SUPPLIED DATA:
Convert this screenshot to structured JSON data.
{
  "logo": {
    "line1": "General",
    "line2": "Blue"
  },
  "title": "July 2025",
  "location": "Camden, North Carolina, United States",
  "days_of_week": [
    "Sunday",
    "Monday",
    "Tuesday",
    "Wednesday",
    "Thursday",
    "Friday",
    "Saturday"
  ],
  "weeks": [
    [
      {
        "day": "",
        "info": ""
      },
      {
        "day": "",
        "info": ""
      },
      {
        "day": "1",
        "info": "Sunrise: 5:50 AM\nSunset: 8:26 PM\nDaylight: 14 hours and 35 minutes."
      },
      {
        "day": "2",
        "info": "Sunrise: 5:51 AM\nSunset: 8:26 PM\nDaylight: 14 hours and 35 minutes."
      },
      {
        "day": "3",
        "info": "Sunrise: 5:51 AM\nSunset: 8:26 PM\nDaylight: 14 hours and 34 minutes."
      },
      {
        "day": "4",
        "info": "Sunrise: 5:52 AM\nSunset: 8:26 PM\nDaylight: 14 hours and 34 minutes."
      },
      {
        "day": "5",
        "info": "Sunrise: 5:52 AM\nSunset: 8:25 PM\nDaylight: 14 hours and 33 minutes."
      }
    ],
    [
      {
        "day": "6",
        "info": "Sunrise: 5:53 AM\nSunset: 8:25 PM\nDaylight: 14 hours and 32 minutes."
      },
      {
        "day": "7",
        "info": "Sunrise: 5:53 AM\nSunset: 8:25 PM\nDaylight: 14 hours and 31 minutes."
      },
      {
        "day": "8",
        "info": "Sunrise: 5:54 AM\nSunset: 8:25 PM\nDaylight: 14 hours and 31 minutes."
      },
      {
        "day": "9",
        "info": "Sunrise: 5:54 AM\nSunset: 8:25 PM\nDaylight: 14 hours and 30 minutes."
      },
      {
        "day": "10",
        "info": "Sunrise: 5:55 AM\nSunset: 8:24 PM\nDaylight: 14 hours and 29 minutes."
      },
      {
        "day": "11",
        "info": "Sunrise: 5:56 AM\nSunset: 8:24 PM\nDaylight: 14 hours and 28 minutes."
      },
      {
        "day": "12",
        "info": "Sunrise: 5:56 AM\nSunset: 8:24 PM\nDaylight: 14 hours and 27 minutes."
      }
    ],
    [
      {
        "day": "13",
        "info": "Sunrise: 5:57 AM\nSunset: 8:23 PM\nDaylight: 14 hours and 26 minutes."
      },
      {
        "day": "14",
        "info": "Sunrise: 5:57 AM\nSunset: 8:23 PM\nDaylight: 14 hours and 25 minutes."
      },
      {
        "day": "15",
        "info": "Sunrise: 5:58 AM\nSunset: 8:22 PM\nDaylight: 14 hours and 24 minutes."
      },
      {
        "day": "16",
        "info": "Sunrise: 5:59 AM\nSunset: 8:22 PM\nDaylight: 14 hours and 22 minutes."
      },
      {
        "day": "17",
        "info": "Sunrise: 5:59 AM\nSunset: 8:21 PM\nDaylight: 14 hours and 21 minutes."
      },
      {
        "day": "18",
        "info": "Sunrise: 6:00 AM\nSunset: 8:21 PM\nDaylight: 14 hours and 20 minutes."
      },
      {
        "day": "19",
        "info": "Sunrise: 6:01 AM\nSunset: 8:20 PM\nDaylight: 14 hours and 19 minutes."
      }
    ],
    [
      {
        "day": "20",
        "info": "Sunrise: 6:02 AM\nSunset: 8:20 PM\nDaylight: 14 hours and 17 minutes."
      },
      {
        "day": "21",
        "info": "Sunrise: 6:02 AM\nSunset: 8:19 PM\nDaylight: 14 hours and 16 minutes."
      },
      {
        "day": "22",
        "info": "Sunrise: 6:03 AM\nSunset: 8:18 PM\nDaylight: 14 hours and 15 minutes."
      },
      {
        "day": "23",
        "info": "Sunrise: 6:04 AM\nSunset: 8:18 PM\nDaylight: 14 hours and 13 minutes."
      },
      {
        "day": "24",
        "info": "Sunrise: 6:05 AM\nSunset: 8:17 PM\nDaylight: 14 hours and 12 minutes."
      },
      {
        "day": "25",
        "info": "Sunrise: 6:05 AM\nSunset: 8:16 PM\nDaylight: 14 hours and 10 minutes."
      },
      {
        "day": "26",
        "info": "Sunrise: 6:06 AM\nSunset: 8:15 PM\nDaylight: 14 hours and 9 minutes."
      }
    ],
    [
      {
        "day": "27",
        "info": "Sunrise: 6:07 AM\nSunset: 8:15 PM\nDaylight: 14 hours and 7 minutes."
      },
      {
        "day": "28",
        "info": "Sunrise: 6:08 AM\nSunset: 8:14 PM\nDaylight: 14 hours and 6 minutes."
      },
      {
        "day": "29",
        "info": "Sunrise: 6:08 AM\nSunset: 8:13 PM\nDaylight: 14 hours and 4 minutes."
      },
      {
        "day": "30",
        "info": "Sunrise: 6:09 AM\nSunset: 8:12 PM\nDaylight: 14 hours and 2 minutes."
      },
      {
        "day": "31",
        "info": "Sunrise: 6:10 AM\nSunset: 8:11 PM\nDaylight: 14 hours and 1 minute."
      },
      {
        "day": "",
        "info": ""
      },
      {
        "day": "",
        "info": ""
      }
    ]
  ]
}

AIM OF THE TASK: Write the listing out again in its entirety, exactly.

EXPECTED ANSWER:
Convert this screenshot to structured JSON data.
{
  "logo": {
    "line1": "General",
    "line2": "Blue"
  },
  "title": "July 2025",
  "location": "Camden, North Carolina, United States",
  "days_of_week": [
    "Sunday",
    "Monday",
    "Tuesday",
    "Wednesday",
    "Thursday",
    "Friday",
    "Saturday"
  ],
  "weeks": [
    [
      {
        "day": "",
        "info": ""
      },
      {
        "day": "",
        "info": ""
      },
      {
        "day": "1",
        "info": "Sunrise: 5:50 AM\nSunset: 8:26 PM\nDaylight: 14 hours and 35 minutes."
      },
      {
        "day": "2",
        "info": "Sunrise: 5:51 AM\nSunset: 8:26 PM\nDaylight: 14 hours and 35 minutes."
      },
      {
        "day": "3",
        "info": "Sunrise: 5:51 AM\nSunset: 8:26 PM\nDaylight: 14 hours and 34 minutes."
      },
      {
        "day": "4",
        "info": "Sunrise: 5:52 AM\nSunset: 8:26 PM\nDaylight: 14 hours and 34 minutes."
      },
      {
        "day": "5",
        "info": "Sunrise: 5:52 AM\nSunset: 8:25 PM\nDaylight: 14 hours and 33 minutes."
      }
    ],
    [
      {
        "day": "6",
        "info": "Sunrise: 5:53 AM\nSunset: 8:25 PM\nDaylight: 14 hours and 32 minutes."
      },
      {
        "day": "7",
        "info": "Sunrise: 5:53 AM\nSunset: 8:25 PM\nDaylight: 14 hours and 31 minutes."
      },
      {
        "day": "8",
        "info": "Sunrise: 5:54 AM\nSunset: 8:25 PM\nDaylight: 14 hours and 31 minutes."
      },
      {
        "day": "9",
        "info": "Sunrise: 5:54 AM\nSunset: 8:25 PM\nDaylight: 14 hours and 30 minutes."
      },
      {
        "day": "10",
        "info": "Sunrise: 5:55 AM\nSunset: 8:24 PM\nDaylight: 14 hours and 29 minutes."
      },
      {
        "day": "11",
        "info": "Sunrise: 5:56 AM\nSunset: 8:24 PM\nDaylight: 14 hours and 28 minutes."
      },
      {
        "day": "12",
        "info": "Sunrise: 5:56 AM\nSunset: 8:24 PM\nDaylight: 14 hours and 27 minutes."
      }
    ],
    [
      {
        "day": "13",
        "info": "Sunrise: 5:57 AM\nSunset: 8:23 PM\nDaylight: 14 hours and 26 minutes."
      },
      {
        "day": "14",
        "info": "Sunrise: 5:57 AM\nSunset: 8:23 PM\nDaylight: 14 hours and 25 minutes."
      },
      {
        "day": "15",
        "info": "Sunrise: 5:58 AM\nSunset: 8:22 PM\nDaylight: 14 hours and 24 minutes."
      },
      {
        "day": "16",
        "info": "Sunrise: 5:59 AM\nSunset: 8:22 PM\nDaylight: 14 hours and 22 minutes."
      },
      {
        "day": "17",
        "info": "Sunrise: 5:59 AM\nSunset: 8:21 PM\nDaylight: 14 hours and 21 minutes."
      },
      {
        "day": "18",
        "info": "Sunrise: 6:00 AM\nSunset: 8:21 PM\nDaylight: 14 hours and 20 minutes."
      },
      {
        "day": "19",
        "info": "Sunrise: 6:01 AM\nSunset: 8:20 PM\nDaylight: 14 hours and 19 minutes."
      }
    ],
    [
      {
        "day": "20",
        "info": "Sunrise: 6:02 AM\nSunset: 8:20 PM\nDaylight: 14 hours and 17 minutes."
      },
      {
        "day": "21",
        "info": "Sunrise: 6:02 AM\nSunset: 8:19 PM\nDaylight: 14 hours and 16 minutes."
      },
      {
        "day": "22",
        "info": "Sunrise: 6:03 AM\nSunset: 8:18 PM\nDaylight: 14 hours and 15 minutes."
      },
      {
        "day": "23",
        "info": "Sunrise: 6:04 AM\nSunset: 8:18 PM\nDaylight: 14 hours and 13 minutes."
      },
      {
        "day": "24",
        "info": "Sunrise: 6:05 AM\nSunset: 8:17 PM\nDaylight: 14 hours and 12 minutes."
      },
      {
        "day": "25",
        "info": "Sunrise: 6:05 AM\nSunset: 8:16 PM\nDaylight: 14 hours and 10 minutes."
      },
      {
        "day": "26",
        "info": "Sunrise: 6:06 AM\nSunset: 8:15 PM\nDaylight: 14 hours and 9 minutes."
      }
    ],
    [
      {
        "day": "27",
        "info": "Sunrise: 6:07 AM\nSunset: 8:15 PM\nDaylight: 14 hours and 7 minutes."
      },
      {
        "day": "28",
        "info": "Sunrise: 6:08 AM\nSunset: 8:14 PM\nDaylight: 14 hours and 6 minutes."
      },
      {
        "day": "29",
        "info": "Sunrise: 6:08 AM\nSunset: 8:13 PM\nDaylight: 14 hours and 4 minutes."
      },
      {
        "day": "30",
        "info": "Sunrise: 6:09 AM\nSunset: 8:12 PM\nDaylight: 14 hours and 2 minutes."
      },
      {
        "day": "31",
        "info": "Sunrise: 6:10 AM\nSunset: 8:11 PM\nDaylight: 14 hours and 1 minute."
      },
      {
        "day": "",
        "info": ""
      },
      {
        "day": "",
        "info": ""
      }
    ]
  ]
}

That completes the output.